- Exploration – Use sketching techniques to draw thumbnails and hand in your thumbnails as scanned PDFs.
I researched other logos to see if I could find some inspiration to my own, but a lot of the logos simply have a picture of a dog or a graphic element completely unrelated to dogs/or cats (Insert purina logo). But these were the ideas I came up with at least.
- Focus – Highlight three of the thumbnail ideas that you consider the best options and state why. Hand in an A4 with visuals of the three chosen thumbnails; include reasons for choosing each of these three options.
I liked thes three highlighten in yellow as they seemed the most relevant, and the least cheap ideas.
- Construction – Use sketching techniques and redraw ONE of your chosen concepts until you’ve reached a conclusion on a successful logo. Hand in your drawings as scanned PDFs.

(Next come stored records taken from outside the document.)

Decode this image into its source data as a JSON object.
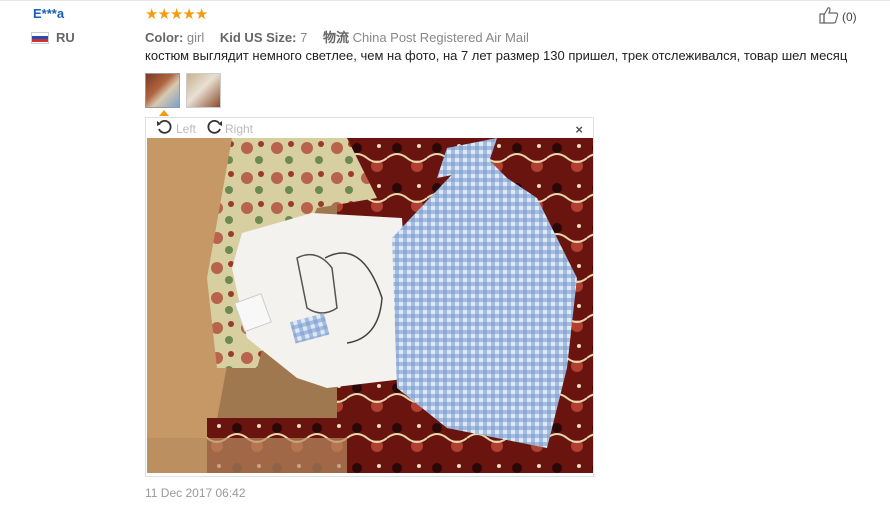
{
  "reviewer": {
    "name": "E***a",
    "country": "RU",
    "flag_colors": [
      "#ffffff",
      "#1f4fb4",
      "#d32f2f"
    ]
  },
  "rating": {
    "stars": 5,
    "star_char": "★",
    "accent": "#f39c12"
  },
  "helpful": {
    "count": "(0)",
    "icon": "thumbs-up-icon"
  },
  "attributes": {
    "color_label": "Color:",
    "color_value": "girl",
    "size_label": "Kid US Size:",
    "size_value": "7",
    "shipping_label": "物流",
    "shipping_value": "China Post Registered Air Mail"
  },
  "review_text": "костюм выглядит немного светлее, чем на фото, на 7 лет размер 130 пришел, трек отслеживался, товар шел месяц",
  "thumbnails": [
    {
      "name": "review-photo-1",
      "active": true
    },
    {
      "name": "review-photo-2",
      "active": false
    }
  ],
  "viewer": {
    "rotate_left_label": "Left",
    "rotate_right_label": "Right",
    "close_label": "×"
  },
  "date": "11 Dec 2017 06:42"
}
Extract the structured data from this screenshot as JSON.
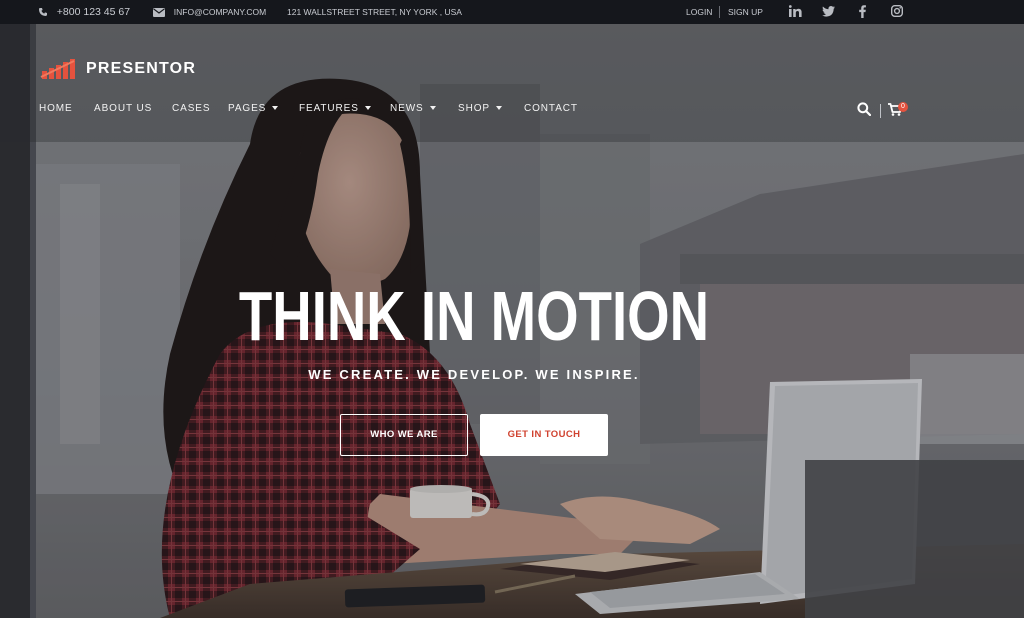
{
  "topbar": {
    "phone": "+800 123 45 67",
    "email": "INFO@COMPANY.COM",
    "address": "121 WALLSTREET STREET, NY YORK , USA",
    "login": "LOGIN",
    "signup": "SIGN UP",
    "social_icons": [
      "linkedin-icon",
      "twitter-icon",
      "facebook-icon",
      "instagram-icon"
    ]
  },
  "brand": {
    "name": "PRESENTOR",
    "accent": "#e5523e"
  },
  "nav": {
    "items": [
      {
        "label": "HOME"
      },
      {
        "label": "ABOUT US"
      },
      {
        "label": "CASES"
      },
      {
        "label": "PAGES",
        "dropdown": true
      },
      {
        "label": "FEATURES",
        "dropdown": true
      },
      {
        "label": "NEWS",
        "dropdown": true
      },
      {
        "label": "SHOP",
        "dropdown": true
      },
      {
        "label": "CONTACT"
      }
    ],
    "cart_count": "0"
  },
  "hero": {
    "headline": "THINK IN MOTION",
    "subline": "WE CREATE. WE DEVELOP. WE INSPIRE.",
    "primary_button": "WHO WE ARE",
    "secondary_button": "GET IN TOUCH",
    "button_text_color": "#d0422f"
  }
}
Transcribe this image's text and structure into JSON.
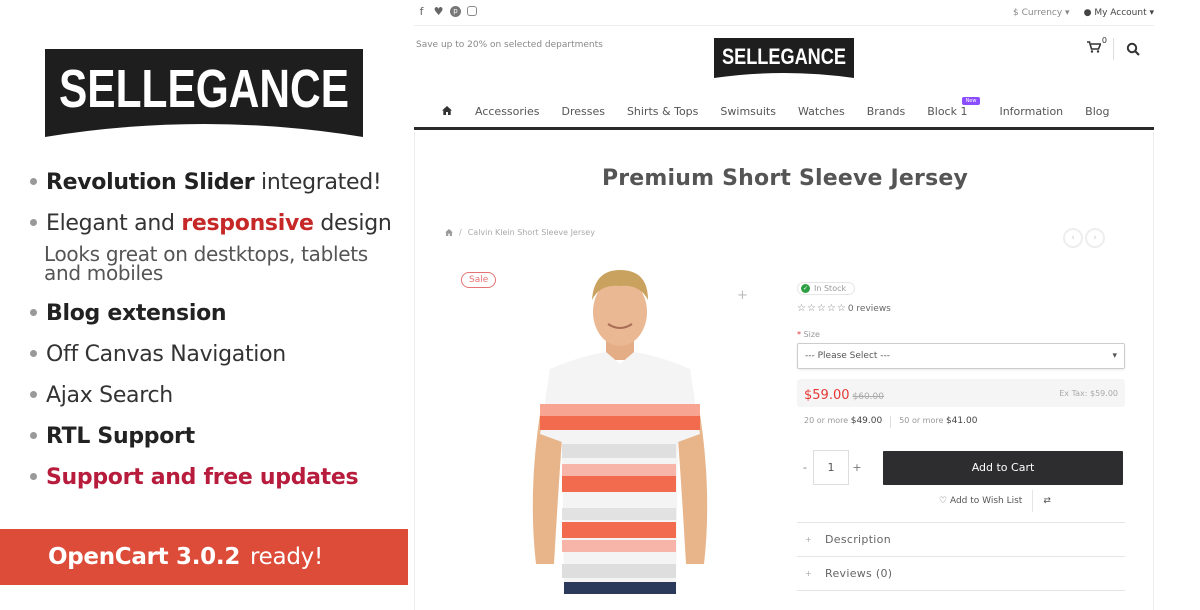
{
  "promo": {
    "logo_text": "SELLEGANCE",
    "features": [
      {
        "bold": "Revolution Slider",
        "rest": " integrated!"
      },
      {
        "pre": "Elegant and ",
        "highlight": "responsive",
        "post": " design"
      },
      {
        "sub1": "Looks great on destktops, tablets"
      },
      {
        "sub2": "and mobiles"
      },
      {
        "bold": "Blog extension"
      },
      {
        "plain": "Off Canvas Navigation"
      },
      {
        "plain": "Ajax Search"
      },
      {
        "bold": "RTL Support"
      },
      {
        "red": "Support and free updates"
      }
    ],
    "banner": {
      "strong": "OpenCart 3.0.2",
      "light": "ready!"
    },
    "colors": {
      "accent_red": "#dd4b39",
      "highlight_red": "#c62828"
    }
  },
  "store": {
    "social_icons": [
      "facebook-icon",
      "twitter-icon",
      "pinterest-icon",
      "instagram-icon"
    ],
    "currency_label": "$ Currency",
    "account_label": "My Account",
    "promo_text": "Save up to 20% on selected departments",
    "logo_text": "SELLEGANCE",
    "cart_count": "0",
    "nav": {
      "items": [
        "Accessories",
        "Dresses",
        "Shirts & Tops",
        "Swimsuits",
        "Watches",
        "Brands",
        "Block 1",
        "Information",
        "Blog"
      ],
      "badge": "New"
    },
    "product": {
      "title": "Premium Short Sleeve Jersey",
      "breadcrumb": "Calvin Klein Short Sleeve Jersey",
      "sale_badge": "Sale",
      "stock": "In Stock",
      "stars": "☆☆☆☆☆",
      "reviews_count": "0 reviews",
      "size_label": "Size",
      "size_placeholder": "--- Please Select ---",
      "price_new": "$59.00",
      "price_old": "$60.00",
      "ex_tax": "Ex Tax: $59.00",
      "discounts": [
        {
          "label": "20 or more",
          "price": "$49.00"
        },
        {
          "label": "50 or more",
          "price": "$41.00"
        }
      ],
      "quantity": "1",
      "qty_minus": "-",
      "qty_plus": "+",
      "add_to_cart": "Add to Cart",
      "wishlist": "Add to Wish List",
      "tabs": [
        "Description",
        "Reviews (0)"
      ]
    }
  }
}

I ended up redrawing two of them, since I had a hard time deciding, but ended up scrapping the double dog silhouette as it reminded me of something I’ve seen before. I also asked for feedback for these, where the simple lineart one prevailed as it did not seem as messy, and had more detail than the all-black one.
- Testing – Experiment more with your favourite options from Step 3 and ask the opinion of a few people. Hand in examples of the logos shown to people and write their feedback or opinion on each. (ignore the compromised opacity of the upper left)
I sent this picture to several aquiantances and asked for their feedback. Some of them have no knowledge of design, some have studied similar things, and some had marketing experience. The results were that the upper left and the upper right were the least popular both due to font, color and also orientation. The bottom right was preferred before the bottom left due to there being no shadow, and the font being clearer. Some liked the bottom left due to the exclusive feel when combining the drawing with a script font. Some liked the color on the bottom right, but in total blue triumphed.
- Reﬁnement – Choose your final design and execute it in Adobe Illustrator, along with the name of the product. Hand in your final logo as an A4 PDF.
When finally digitalizing the logo, I found the lineart to look a bit 2004, so I decided to experiment with no outline, only the silhouette. I also tried different fonts, where a modified Agenda Semibold turned out the best (in my opinion).
I had a bit of trouble with the balance of the logo, and wondered if I hould make a shape around it to bring more balance, but it did not work too well. I added the R* to contribute to more weight to the right, and a more professional feel. (The so-called rights to the logo is as fictional as the client. I might experiment more with it as I move along to the other elements.)